Recorded data
• • • • •

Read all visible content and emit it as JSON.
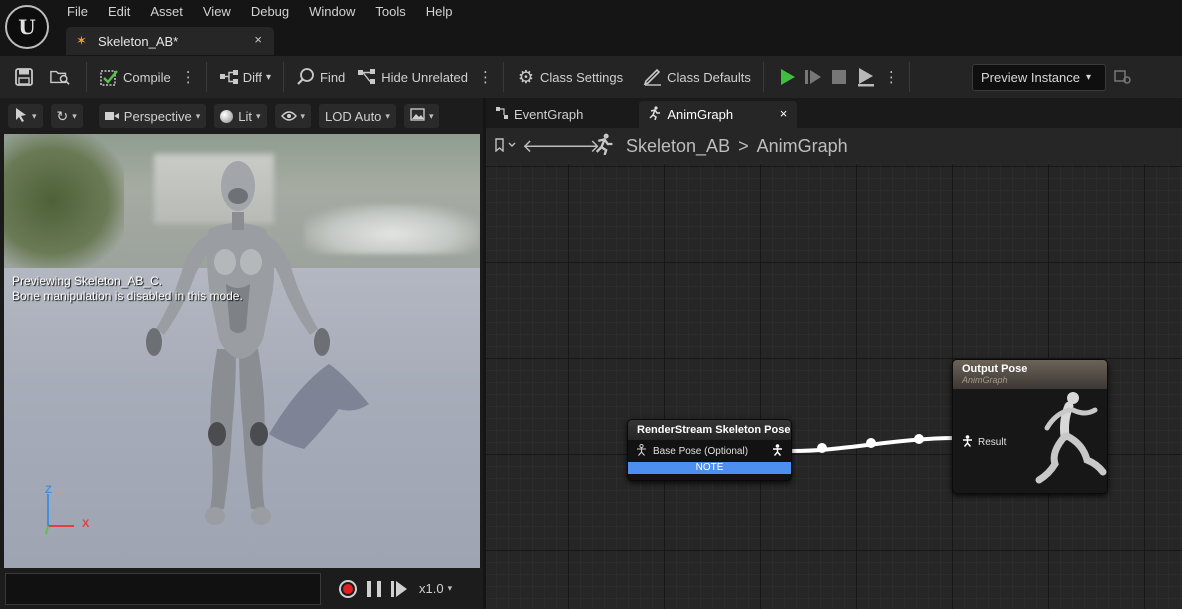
{
  "app": {
    "logo_letter": "U",
    "menu": [
      "File",
      "Edit",
      "Asset",
      "View",
      "Debug",
      "Window",
      "Tools",
      "Help"
    ],
    "document_tab": {
      "title": "Skeleton_AB*",
      "close": "×"
    }
  },
  "toolbar": {
    "compile_label": "Compile",
    "diff_label": "Diff",
    "find_label": "Find",
    "hide_unrelated_label": "Hide Unrelated",
    "class_settings_label": "Class Settings",
    "class_defaults_label": "Class Defaults",
    "preview_instance_label": "Preview Instance",
    "accent_play": "#3fbf3f"
  },
  "viewport": {
    "perspective_label": "Perspective",
    "lit_label": "Lit",
    "lod_label": "LOD Auto",
    "info_line1": "Previewing Skeleton_AB_C.",
    "info_line2": "Bone manipulation is disabled in this mode.",
    "axis_z": "Z",
    "axis_x": "X",
    "playback_speed": "x1.0",
    "axis_colors": {
      "x": "#e04040",
      "y": "#60c040",
      "z": "#4090e0"
    }
  },
  "graph": {
    "tabs": [
      {
        "label": "EventGraph",
        "active": false
      },
      {
        "label": "AnimGraph",
        "active": true,
        "close": "×"
      }
    ],
    "breadcrumb": [
      "Skeleton_AB",
      "AnimGraph"
    ],
    "breadcrumb_sep": ">",
    "nodes": {
      "render_stream": {
        "title": "RenderStream Skeleton Pose",
        "pin_label": "Base Pose (Optional)",
        "note_label": "NOTE"
      },
      "output_pose": {
        "title": "Output Pose",
        "subtitle": "AnimGraph",
        "pin_label": "Result"
      }
    }
  }
}
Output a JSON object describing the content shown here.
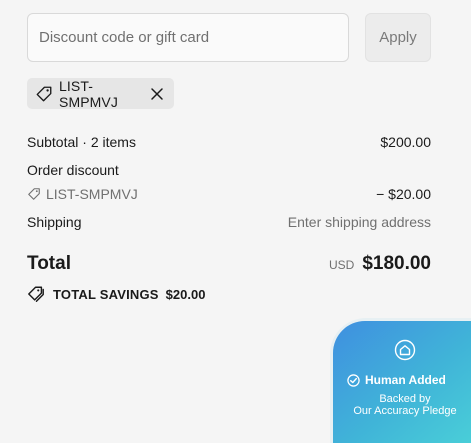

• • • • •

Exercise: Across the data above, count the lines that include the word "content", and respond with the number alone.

Task output: 2